Adam Sandler has paid a personal tribute to friend and former Saturday Night Live castmate Norm Macdonald following the comedian’s death.
Macdonald died on Tuesday, aged 61, nine years after being diagnosed with cancer.
Known for his dry delivery and a comedic outlook that pulled no punches, Macdonald rose to fame during a five-year stay on SNL from 1993 to 1998. That spell included a three-year stint as the host of the popular “Weekend Update” segment.
Sandler spent two years working alongside Macdonald on SNL before embarking on a successful film career, but the pair remained firm friends. Macdonald went on to appear in Sandler’s breakthrough hit Billy Madison while Sandler later returned the favor with a cameo appearance in Macdonald’s own movie, Dirty Work.
Though the later part of Macdonald’s career saw him focus on stand-up and voice acting work, he continued to make sporadic cameo appearances in Sandler’s films including roles in Funny People, Grown Ups, Jack & Jill and The Ridiculous Six.
In the wake of his passing, Sandler was among those to pay his respects to Macdonald in an emotional tweet remembering his friend.
“Every one of us loved Norm. Some of the hardest laughs of my life [were] with this man,” he wrote. “Most fearless funny original guy we knew. An incredible dad. A great friend. A legend. Love u pal.”
Lorne Michaels also paid his respects on behalf of SNL in a statement that read: “Today is a sad day. All of us here at SNL mourn the loss of Norm Macdonald, one of the most impactful comedic voices of his or any other generation.
“There are so many things that we’ll miss about Norm — from his unflinching integrity to his generosity to his consistent ability to surprise. But most of all he was just plain funny. No one was funny like Norm.”
Rob Schneider, who also featured alongside Macdonald on SNL and regularly had the comedian make cameo appearances in films like Deuce Bigalow and The Animal, recalled how Macdonald often made him “cry with laughter.”
“When I think of you, my tears will run down my face with all the memories of all the laughter and all the joys that you brought to all of us,” he said on Twitter.
Another SNL castmate, Molly Shannon posted on Instagram: “Norm, may you rest in peace. You were unmistakably intelligent —your comedy and the way you cared so much about words and sentences and storytelling was like no one else.”

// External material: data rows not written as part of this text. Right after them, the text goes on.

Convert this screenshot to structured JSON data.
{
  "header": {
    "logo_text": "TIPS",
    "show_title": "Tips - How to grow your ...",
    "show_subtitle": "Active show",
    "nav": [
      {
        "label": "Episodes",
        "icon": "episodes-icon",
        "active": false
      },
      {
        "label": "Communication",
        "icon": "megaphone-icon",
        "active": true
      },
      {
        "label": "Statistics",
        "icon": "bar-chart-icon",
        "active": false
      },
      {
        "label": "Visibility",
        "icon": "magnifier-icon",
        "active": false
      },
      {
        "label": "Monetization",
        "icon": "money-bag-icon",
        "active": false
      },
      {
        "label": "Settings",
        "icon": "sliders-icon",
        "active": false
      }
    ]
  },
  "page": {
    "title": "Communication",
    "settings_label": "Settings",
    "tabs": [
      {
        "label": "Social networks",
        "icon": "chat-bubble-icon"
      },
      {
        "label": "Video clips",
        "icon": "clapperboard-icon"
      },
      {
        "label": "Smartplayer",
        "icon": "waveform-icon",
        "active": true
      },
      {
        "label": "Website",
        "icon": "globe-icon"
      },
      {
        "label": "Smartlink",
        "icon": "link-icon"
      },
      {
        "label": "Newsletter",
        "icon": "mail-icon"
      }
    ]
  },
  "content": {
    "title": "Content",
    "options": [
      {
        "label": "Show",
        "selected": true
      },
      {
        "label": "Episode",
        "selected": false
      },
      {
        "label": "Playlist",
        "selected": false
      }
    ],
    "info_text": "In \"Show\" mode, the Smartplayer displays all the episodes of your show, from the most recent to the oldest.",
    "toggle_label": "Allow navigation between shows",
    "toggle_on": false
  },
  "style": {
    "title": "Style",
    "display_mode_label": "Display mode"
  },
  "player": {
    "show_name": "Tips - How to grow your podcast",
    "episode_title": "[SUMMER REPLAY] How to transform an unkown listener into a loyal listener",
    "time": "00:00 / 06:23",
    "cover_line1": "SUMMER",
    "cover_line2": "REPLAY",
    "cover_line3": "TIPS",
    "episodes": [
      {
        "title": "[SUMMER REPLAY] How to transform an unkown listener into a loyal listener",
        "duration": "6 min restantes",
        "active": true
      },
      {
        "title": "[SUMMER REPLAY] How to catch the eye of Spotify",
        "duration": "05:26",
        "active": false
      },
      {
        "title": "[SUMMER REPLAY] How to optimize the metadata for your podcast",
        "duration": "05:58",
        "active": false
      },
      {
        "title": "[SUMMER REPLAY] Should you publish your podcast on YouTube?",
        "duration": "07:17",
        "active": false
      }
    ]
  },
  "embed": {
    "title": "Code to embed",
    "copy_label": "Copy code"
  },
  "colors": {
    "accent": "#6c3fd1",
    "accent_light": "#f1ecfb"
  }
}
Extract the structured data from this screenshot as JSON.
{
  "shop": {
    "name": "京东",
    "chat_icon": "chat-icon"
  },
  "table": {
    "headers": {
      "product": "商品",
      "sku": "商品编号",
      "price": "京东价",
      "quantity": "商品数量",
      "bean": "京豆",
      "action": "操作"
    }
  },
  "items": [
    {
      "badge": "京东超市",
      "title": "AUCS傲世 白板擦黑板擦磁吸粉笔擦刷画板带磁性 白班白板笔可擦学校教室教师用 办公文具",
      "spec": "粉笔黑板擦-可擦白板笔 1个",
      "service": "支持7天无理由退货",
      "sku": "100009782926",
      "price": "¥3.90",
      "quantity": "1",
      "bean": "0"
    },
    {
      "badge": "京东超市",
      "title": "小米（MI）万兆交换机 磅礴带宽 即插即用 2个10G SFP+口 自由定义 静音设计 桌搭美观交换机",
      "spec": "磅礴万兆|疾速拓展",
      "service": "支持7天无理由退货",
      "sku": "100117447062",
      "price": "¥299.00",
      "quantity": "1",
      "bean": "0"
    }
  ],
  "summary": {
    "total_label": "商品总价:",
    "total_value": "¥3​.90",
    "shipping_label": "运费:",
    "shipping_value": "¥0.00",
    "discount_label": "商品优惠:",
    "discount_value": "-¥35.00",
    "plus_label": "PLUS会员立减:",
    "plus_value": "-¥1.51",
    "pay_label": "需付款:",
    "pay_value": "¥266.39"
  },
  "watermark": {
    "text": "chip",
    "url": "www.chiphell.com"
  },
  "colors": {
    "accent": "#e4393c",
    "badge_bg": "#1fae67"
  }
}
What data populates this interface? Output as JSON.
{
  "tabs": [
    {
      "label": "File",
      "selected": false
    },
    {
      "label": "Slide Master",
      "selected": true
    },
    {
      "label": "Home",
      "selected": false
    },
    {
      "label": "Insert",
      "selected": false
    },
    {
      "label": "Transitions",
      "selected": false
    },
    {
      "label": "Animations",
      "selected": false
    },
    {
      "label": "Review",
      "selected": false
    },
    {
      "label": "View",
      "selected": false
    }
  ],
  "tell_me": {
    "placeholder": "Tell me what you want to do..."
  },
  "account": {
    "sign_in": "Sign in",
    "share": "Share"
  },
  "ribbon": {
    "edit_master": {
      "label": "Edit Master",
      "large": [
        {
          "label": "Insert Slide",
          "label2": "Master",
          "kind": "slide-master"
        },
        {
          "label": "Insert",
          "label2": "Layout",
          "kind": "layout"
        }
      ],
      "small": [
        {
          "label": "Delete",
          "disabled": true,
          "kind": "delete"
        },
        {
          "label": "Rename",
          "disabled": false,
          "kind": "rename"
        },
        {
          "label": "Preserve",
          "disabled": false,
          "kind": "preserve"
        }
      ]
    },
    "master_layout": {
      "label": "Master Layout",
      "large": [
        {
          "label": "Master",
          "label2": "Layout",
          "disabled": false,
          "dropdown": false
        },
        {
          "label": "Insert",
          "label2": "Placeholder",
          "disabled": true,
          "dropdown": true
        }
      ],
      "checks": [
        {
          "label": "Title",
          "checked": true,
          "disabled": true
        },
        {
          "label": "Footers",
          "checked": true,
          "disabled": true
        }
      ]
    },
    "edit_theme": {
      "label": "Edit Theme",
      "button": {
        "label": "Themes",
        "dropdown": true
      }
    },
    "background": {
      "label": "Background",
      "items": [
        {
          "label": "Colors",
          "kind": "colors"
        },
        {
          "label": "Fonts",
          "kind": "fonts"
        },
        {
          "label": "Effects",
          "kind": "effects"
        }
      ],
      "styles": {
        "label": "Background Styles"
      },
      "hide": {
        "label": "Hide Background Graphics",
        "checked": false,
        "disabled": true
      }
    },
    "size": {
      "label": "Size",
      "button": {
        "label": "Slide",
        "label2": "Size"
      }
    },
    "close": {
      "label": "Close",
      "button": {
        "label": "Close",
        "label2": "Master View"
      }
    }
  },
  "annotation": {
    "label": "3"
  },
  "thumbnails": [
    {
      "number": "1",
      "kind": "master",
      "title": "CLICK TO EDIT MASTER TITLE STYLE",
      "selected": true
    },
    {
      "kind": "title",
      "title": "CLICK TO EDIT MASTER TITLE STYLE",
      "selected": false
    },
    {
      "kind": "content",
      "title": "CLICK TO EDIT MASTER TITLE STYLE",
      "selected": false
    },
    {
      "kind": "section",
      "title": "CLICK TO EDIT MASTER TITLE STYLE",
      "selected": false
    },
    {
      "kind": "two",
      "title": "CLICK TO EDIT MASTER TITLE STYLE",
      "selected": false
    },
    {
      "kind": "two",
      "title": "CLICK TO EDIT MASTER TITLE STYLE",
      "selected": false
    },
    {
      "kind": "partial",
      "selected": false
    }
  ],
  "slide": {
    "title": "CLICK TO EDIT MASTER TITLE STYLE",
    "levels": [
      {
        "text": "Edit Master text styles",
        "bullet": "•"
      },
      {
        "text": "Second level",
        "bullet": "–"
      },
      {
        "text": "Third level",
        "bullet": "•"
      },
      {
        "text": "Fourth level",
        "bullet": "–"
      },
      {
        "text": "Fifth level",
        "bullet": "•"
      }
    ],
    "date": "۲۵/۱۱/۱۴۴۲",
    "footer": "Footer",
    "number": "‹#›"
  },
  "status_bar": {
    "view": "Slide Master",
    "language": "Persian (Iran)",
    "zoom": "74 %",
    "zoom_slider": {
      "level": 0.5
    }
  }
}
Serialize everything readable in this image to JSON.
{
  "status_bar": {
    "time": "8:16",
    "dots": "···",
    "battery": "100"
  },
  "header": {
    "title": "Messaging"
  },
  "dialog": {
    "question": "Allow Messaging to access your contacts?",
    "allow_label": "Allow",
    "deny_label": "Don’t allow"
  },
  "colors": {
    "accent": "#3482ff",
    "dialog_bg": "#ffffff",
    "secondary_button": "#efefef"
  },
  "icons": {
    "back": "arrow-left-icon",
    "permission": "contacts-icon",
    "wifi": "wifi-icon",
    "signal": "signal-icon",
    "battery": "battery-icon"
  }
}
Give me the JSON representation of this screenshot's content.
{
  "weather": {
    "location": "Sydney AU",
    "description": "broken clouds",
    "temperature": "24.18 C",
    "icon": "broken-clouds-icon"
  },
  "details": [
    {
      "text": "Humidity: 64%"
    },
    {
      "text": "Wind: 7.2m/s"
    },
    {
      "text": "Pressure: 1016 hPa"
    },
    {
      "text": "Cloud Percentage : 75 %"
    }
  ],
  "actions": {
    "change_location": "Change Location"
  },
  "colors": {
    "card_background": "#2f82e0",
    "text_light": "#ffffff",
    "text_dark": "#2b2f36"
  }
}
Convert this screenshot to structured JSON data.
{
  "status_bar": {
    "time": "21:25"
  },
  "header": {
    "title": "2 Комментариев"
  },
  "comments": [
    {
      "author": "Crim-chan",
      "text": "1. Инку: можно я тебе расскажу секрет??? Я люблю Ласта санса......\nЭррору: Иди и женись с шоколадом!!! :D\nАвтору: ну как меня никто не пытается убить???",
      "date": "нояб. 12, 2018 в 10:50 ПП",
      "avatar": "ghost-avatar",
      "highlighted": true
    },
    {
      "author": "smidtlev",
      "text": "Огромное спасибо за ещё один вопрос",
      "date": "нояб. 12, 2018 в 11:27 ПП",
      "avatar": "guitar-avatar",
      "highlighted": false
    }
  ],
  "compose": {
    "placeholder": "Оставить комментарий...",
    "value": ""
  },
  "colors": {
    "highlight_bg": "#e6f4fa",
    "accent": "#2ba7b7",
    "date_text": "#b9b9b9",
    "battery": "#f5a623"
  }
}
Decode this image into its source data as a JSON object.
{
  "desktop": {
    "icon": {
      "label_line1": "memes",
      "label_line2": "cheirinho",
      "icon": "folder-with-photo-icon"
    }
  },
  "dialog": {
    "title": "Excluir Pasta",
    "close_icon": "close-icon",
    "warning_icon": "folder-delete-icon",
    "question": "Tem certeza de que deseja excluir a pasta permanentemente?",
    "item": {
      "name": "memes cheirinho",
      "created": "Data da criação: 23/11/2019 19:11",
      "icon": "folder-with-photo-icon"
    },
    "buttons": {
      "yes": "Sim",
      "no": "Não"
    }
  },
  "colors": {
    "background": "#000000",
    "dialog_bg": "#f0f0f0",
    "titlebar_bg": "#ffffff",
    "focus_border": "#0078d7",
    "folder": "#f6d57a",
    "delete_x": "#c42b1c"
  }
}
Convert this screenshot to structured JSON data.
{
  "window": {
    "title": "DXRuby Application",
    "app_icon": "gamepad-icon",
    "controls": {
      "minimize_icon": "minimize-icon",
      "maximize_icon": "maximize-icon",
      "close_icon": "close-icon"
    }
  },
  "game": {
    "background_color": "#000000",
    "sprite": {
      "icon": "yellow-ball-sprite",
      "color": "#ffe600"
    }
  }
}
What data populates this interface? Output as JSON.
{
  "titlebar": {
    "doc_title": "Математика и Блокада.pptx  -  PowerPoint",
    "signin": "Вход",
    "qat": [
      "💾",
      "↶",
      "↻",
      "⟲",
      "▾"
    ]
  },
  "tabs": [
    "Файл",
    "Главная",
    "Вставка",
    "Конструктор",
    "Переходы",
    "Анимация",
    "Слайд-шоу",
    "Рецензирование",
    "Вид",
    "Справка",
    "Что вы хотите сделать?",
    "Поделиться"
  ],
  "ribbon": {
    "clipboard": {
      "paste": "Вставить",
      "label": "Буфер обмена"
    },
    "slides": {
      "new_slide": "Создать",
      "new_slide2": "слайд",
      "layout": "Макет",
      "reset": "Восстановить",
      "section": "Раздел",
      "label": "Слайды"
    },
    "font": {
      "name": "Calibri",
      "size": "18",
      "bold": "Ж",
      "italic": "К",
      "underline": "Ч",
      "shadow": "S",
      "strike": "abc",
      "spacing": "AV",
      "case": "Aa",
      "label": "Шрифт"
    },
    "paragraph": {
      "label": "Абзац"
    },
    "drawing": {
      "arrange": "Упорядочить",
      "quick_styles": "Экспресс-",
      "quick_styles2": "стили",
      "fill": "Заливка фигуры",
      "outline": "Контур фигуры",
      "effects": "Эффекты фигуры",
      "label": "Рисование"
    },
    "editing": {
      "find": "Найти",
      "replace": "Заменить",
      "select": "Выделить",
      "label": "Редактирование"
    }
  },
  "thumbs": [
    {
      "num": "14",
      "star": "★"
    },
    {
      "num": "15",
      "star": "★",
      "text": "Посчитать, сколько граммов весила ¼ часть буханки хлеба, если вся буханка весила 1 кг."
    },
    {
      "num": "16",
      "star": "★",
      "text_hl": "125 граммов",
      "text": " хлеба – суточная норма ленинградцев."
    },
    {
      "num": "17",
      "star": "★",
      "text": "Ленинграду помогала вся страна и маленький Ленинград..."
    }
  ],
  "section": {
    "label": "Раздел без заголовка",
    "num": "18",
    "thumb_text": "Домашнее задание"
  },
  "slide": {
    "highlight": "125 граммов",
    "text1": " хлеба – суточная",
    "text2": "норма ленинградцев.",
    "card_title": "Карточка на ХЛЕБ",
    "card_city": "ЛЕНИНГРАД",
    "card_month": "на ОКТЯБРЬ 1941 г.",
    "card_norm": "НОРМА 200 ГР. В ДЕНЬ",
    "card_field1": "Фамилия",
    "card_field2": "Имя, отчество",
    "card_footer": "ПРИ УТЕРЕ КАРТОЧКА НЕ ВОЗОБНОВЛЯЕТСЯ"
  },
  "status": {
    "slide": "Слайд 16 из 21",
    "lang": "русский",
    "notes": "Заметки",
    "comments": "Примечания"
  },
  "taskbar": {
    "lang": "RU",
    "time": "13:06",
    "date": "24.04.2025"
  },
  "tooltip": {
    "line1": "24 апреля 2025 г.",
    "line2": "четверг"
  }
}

Bob Saget said that he was “devastated” after hearing the news.
“Met Norm in Ottawa when he was in my audience at 17 years old. Been close for decades.” he wrote on Twitter sharing a picture of them together. “We have lost a comedic genius. No other voice in comedy has been as uniquely prolific, brazen, dark, hilarious, and heartfelt. Love you forever, Norm.”
Former late-night host David Letterman, who regularly had Macdonald on as a guest, was similarly effusive in his praise of the comedian.
“In every important way, in the world of stand-up, Norm was the best. An opinion shared by me and all peers,” he said in a statement posted to Twitter.
“Always up to something, never certain, until his matter-of-fact delivery leveled you. I was always delighted by his bizarre mind and earnest gaze. (I’m trying to avoid using the phrase, ‘twinkle in his eyes’). He was a lifetime Cy Young winner in comedy. Gone, but impossible to forget.”
Countless other notable names from the world of comedy and beyond have paid tribute to Macdonald, including Jim Carrey, Steve Martin and Seth Rogen.